> **What you will do**: Look through the entries and count each line that includes the string "preview". Reply with the number alone.
────────────────────────────────────────
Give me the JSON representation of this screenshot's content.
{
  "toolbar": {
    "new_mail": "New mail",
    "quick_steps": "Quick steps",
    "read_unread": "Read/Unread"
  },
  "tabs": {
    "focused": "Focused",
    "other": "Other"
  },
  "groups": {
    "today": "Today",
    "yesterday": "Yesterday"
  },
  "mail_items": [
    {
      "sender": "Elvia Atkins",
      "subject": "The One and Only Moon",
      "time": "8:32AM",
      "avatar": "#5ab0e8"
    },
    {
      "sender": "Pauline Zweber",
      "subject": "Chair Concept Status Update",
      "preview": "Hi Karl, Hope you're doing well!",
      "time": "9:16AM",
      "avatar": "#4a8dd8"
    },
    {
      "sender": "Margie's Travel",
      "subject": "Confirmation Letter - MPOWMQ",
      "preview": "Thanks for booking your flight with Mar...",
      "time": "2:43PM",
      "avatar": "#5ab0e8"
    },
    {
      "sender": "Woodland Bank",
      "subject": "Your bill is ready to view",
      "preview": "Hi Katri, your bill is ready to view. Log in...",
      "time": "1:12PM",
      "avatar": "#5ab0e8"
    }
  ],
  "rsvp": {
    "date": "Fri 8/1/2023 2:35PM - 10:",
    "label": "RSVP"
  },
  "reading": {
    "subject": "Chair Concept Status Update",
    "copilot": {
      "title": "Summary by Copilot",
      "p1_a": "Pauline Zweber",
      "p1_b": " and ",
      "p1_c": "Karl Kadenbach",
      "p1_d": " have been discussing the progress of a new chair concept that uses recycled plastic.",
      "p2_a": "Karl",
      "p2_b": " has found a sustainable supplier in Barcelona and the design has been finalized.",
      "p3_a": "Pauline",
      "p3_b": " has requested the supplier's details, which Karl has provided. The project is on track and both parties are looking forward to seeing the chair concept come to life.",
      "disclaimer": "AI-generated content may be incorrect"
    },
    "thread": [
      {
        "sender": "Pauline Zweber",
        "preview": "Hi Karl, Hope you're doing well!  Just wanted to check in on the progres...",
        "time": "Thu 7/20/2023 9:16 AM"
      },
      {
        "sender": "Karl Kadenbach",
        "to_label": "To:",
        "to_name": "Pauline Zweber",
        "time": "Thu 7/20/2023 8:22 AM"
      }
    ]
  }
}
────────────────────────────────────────
> **Exercise result**: 4